Possible Duplicate:
Would it be considered as a bad practice to have multiple nullable FKs on a table in SQL Server

I have two tables, Users and People, both of which share a common attribute, email address, of which they should be allowed to have many email addresses. A User has many People, a Person belongs to a User.

I can see three options myself:

  1. One link table with redundant columns:

    • Users [id,email_id] and People [id,email_id]
    • EmailAddress [user_id,person_id,email_id]
    • Emails [id,address,type]
  2. Two link tables without redundancies:

    • Users [id,email_id] and People [id,email_id]
    • PersonEmail [person_id,email_id]
    • UserEmail [user_id,email_id]
    • Emails [id,address,type]
  3. No link tables with redundant columns:

    • Users [id] and People [id]
    • Emails [id,address,type,user_id,person_id]

Does anyone have any idea what would be the best option, or if there is any other ways?

UPDATE: I figured that it may be a good idea to use inheritance. In the system, the User is conceptually different as they have permission to login and use the system and they retain information on people, much like having their own address book. Yes, the users and people will share many attributes, over name, email, phone, address, etc.

marked as duplicate by gbn, JNK Jun 4 '12 at 15:36

This question has been asked before and already has an answer. If those answers do not fully address your question, please ask a new question.

  • 1
    Too little information to give a good directive here. For instance, a User is related to multiple People. But can each People record have multiple Email addresses? Likewise, can a User have an email address (or multiple) that aren't provided by the People records that are related? – Thomas Stringer Apr 2 '12 at 19:29
  • I've just updated the question: they will share a lot of attributes and on many, they should be allowed to have many occurrences of those attributes, (more than one phone number for example) – user7442 Apr 2 '12 at 19:33
  • I'm certain to be using inheritance to help resolve this problem.
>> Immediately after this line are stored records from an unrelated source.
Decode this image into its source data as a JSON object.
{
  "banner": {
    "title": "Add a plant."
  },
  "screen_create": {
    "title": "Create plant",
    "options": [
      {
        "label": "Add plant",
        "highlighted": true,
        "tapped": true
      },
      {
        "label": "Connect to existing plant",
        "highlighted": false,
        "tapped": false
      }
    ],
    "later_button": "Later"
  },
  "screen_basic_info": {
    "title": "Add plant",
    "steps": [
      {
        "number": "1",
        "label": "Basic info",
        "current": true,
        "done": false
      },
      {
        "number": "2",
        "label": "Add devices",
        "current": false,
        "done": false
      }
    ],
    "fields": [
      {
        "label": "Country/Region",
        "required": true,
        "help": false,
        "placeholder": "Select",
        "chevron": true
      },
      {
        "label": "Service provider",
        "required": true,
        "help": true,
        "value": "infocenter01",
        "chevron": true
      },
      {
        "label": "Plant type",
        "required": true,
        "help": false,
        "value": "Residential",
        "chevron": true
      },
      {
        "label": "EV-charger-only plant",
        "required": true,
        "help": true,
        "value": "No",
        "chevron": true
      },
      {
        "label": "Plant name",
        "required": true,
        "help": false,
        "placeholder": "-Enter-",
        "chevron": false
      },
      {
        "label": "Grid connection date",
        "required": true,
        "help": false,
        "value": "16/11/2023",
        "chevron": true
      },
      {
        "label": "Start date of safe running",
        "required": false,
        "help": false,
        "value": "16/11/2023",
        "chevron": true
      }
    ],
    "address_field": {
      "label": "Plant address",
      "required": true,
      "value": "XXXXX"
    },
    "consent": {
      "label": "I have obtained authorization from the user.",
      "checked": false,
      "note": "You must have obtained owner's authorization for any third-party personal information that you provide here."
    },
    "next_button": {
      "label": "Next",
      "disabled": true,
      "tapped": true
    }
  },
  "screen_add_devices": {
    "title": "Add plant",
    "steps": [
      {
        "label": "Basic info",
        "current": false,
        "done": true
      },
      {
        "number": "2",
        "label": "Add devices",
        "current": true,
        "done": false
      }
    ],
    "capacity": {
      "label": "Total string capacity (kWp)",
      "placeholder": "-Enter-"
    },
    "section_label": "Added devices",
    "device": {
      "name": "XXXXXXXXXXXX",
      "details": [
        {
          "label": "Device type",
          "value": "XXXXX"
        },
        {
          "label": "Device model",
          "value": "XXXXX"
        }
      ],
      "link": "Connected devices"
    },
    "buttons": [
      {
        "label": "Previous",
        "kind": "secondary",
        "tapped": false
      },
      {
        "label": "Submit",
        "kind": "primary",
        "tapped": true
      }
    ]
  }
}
Any one who could then suggest the best option with it(?) – user7442 Apr 2 '12 at 19:37
  • I decided to have a Person with specialised sub-types of User and Contact with the person_id as a foreign key in the Email entity. – user7442 Apr 2 '12 at 20:05
  • Your last comment indicates a soklution like this dba.stackexchange.com/q/13470/630 – gbn Apr 3 '12 at 7:07